**What the task requires**
Exact copy, no pictures: repeat the data that follows.

++++++++

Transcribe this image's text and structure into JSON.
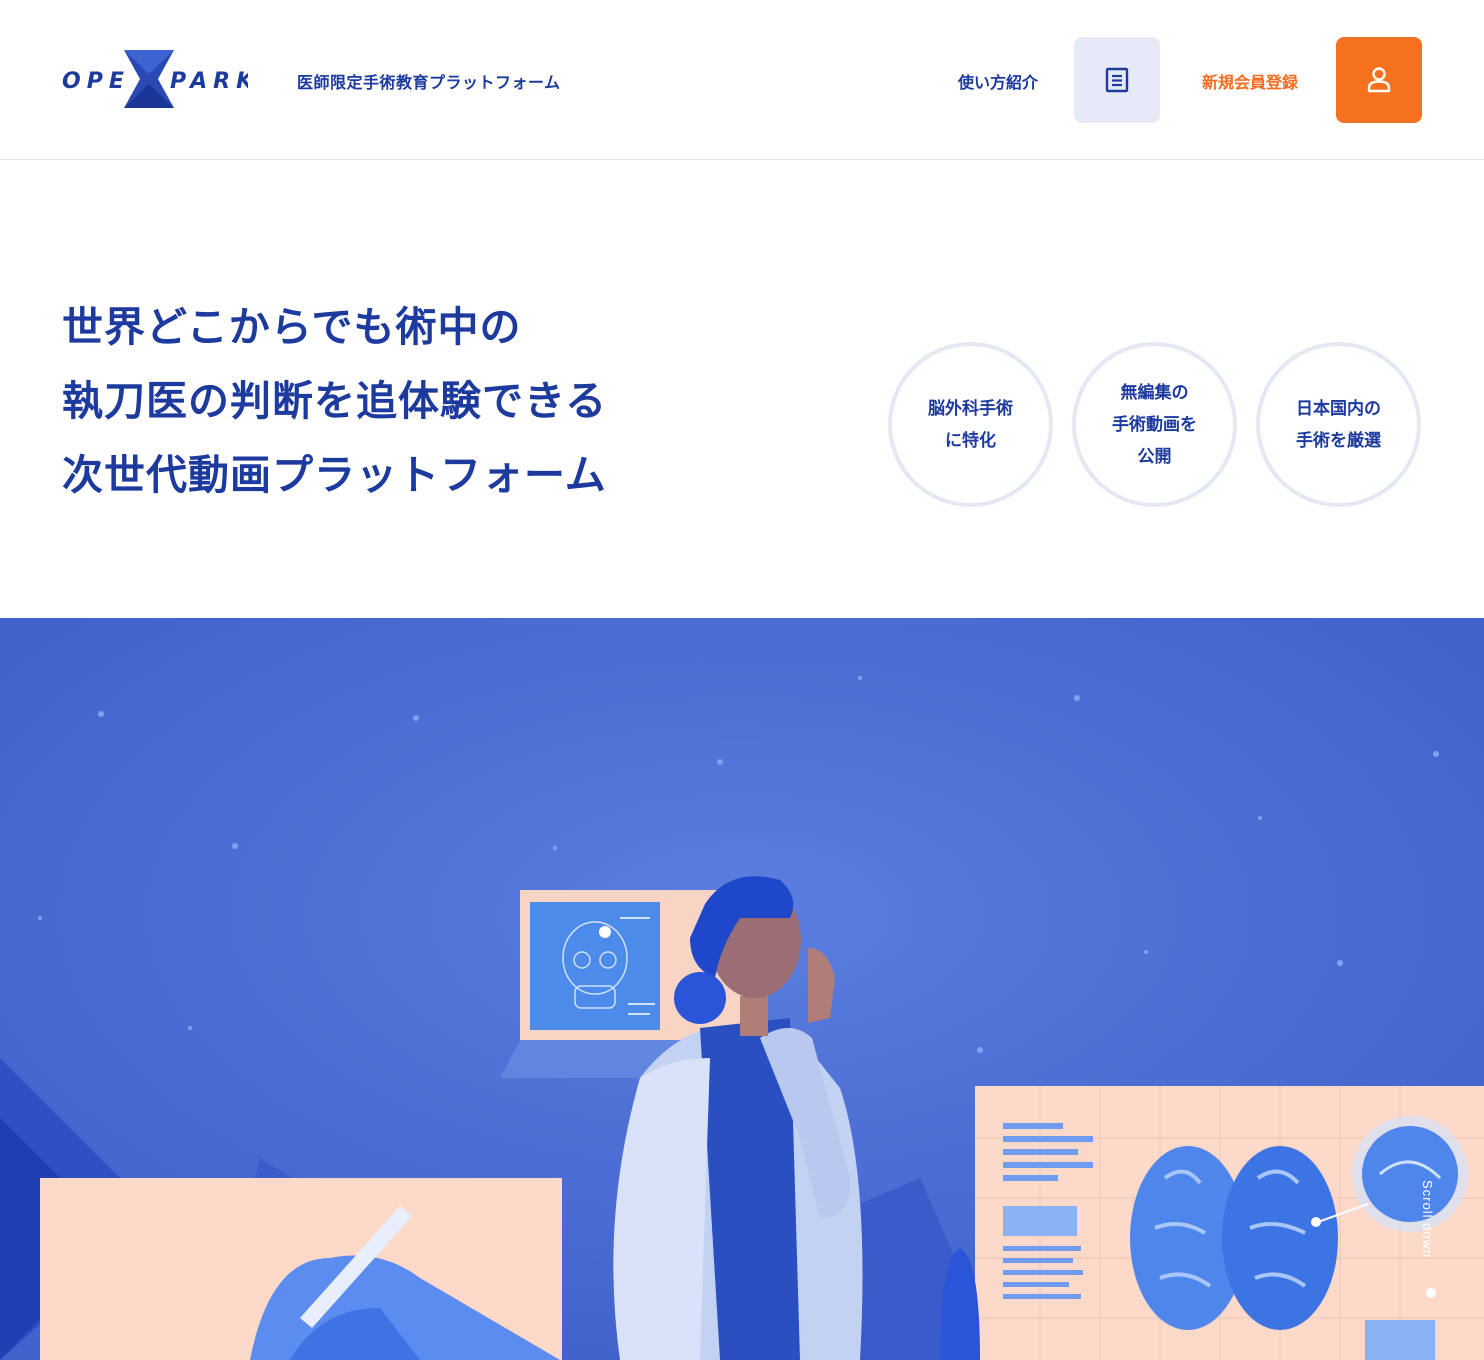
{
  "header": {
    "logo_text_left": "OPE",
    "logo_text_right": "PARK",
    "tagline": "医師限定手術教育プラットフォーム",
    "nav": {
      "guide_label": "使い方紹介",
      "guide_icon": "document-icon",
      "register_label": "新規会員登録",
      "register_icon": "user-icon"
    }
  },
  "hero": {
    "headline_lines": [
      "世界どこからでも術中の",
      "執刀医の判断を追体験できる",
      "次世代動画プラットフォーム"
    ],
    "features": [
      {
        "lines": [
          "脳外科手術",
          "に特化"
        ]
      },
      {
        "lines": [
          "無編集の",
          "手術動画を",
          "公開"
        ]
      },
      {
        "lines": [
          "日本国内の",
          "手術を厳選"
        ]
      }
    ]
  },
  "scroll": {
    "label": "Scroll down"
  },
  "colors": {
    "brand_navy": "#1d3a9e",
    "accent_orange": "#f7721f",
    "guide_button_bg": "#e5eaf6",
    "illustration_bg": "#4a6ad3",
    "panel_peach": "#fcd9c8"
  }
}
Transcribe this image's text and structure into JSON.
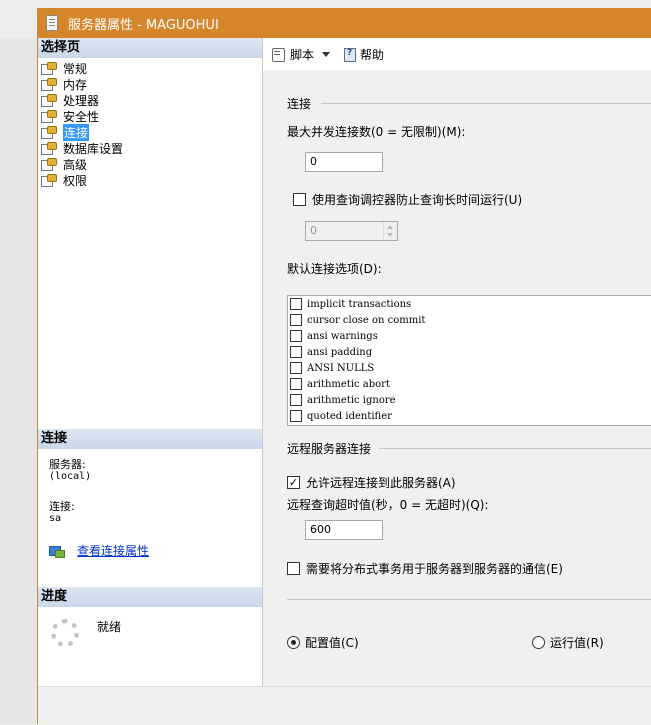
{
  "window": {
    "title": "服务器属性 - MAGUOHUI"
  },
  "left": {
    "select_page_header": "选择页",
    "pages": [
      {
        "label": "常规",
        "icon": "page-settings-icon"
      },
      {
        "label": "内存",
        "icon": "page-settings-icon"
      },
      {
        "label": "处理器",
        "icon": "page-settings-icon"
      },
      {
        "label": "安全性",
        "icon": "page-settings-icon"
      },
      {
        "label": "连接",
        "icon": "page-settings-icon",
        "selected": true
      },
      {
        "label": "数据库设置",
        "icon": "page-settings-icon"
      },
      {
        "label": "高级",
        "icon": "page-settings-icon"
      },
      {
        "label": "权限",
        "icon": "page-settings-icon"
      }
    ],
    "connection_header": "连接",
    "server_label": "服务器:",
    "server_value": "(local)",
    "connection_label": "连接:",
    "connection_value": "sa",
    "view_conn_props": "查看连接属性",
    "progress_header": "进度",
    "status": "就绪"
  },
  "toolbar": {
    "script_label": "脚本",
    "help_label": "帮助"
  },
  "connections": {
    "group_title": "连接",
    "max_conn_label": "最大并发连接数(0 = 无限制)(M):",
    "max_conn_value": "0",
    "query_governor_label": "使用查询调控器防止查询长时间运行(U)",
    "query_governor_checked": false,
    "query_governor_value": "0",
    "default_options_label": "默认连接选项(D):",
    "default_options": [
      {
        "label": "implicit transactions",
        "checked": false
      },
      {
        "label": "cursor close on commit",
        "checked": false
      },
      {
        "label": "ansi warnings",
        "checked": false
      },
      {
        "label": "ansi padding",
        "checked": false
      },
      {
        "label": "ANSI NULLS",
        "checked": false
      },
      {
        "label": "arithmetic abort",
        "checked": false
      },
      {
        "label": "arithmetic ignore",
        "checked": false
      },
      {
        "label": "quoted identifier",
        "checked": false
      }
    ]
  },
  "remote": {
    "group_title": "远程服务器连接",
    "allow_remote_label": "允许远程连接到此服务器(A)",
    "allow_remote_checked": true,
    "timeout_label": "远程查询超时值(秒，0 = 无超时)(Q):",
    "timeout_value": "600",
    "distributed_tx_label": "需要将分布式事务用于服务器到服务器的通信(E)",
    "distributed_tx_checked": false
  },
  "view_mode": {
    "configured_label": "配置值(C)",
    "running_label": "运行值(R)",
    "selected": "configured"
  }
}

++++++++

**Task response**
Transcribe this image's text and structure into JSON.
{
  "header": {
    "logo_text_left": "OPE",
    "logo_text_right": "PARK",
    "tagline": "医師限定手術教育プラットフォーム",
    "nav": {
      "guide_label": "使い方紹介",
      "guide_icon": "document-icon",
      "register_label": "新規会員登録",
      "register_icon": "user-icon"
    }
  },
  "hero": {
    "headline_lines": [
      "世界どこからでも術中の",
      "執刀医の判断を追体験できる",
      "次世代動画プラットフォーム"
    ],
    "features": [
      {
        "lines": [
          "脳外科手術",
          "に特化"
        ]
      },
      {
        "lines": [
          "無編集の",
          "手術動画を",
          "公開"
        ]
      },
      {
        "lines": [
          "日本国内の",
          "手術を厳選"
        ]
      }
    ]
  },
  "scroll": {
    "label": "Scroll down"
  },
  "colors": {
    "brand_navy": "#1d3a9e",
    "accent_orange": "#f7721f",
    "guide_button_bg": "#e5eaf6",
    "illustration_bg": "#4a6ad3",
    "panel_peach": "#fcd9c8"
  }
}
Transcribe this image's text and structure into JSON.
{
  "window": {
    "title": "服务器属性 - MAGUOHUI"
  },
  "left": {
    "select_page_header": "选择页",
    "pages": [
      {
        "label": "常规",
        "icon": "page-settings-icon"
      },
      {
        "label": "内存",
        "icon": "page-settings-icon"
      },
      {
        "label": "处理器",
        "icon": "page-settings-icon"
      },
      {
        "label": "安全性",
        "icon": "page-settings-icon"
      },
      {
        "label": "连接",
        "icon": "page-settings-icon",
        "selected": true
      },
      {
        "label": "数据库设置",
        "icon": "page-settings-icon"
      },
      {
        "label": "高级",
        "icon": "page-settings-icon"
      },
      {
        "label": "权限",
        "icon": "page-settings-icon"
      }
    ],
    "connection_header": "连接",
    "server_label": "服务器:",
    "server_value": "(local)",
    "connection_label": "连接:",
    "connection_value": "sa",
    "view_conn_props": "查看连接属性",
    "progress_header": "进度",
    "status": "就绪"
  },
  "toolbar": {
    "script_label": "脚本",
    "help_label": "帮助"
  },
  "connections": {
    "group_title": "连接",
    "max_conn_label": "最大并发连接数(0 = 无限制)(M):",
    "max_conn_value": "0",
    "query_governor_label": "使用查询调控器防止查询长时间运行(U)",
    "query_governor_checked": false,
    "query_governor_value": "0",
    "default_options_label": "默认连接选项(D):",
    "default_options": [
      {
        "label": "implicit transactions",
        "checked": false
      },
      {
        "label": "cursor close on commit",
        "checked": false
      },
      {
        "label": "ansi warnings",
        "checked": false
      },
      {
        "label": "ansi padding",
        "checked": false
      },
      {
        "label": "ANSI NULLS",
        "checked": false
      },
      {
        "label": "arithmetic abort",
        "checked": false
      },
      {
        "label": "arithmetic ignore",
        "checked": false
      },
      {
        "label": "quoted identifier",
        "checked": false
      }
    ]
  },
  "remote": {
    "group_title": "远程服务器连接",
    "allow_remote_label": "允许远程连接到此服务器(A)",
    "allow_remote_checked": true,
    "timeout_label": "远程查询超时值(秒，0 = 无超时)(Q):",
    "timeout_value": "600",
    "distributed_tx_label": "需要将分布式事务用于服务器到服务器的通信(E)",
    "distributed_tx_checked": false
  },
  "view_mode": {
    "configured_label": "配置值(C)",
    "running_label": "运行值(R)",
    "selected": "configured"
  }
}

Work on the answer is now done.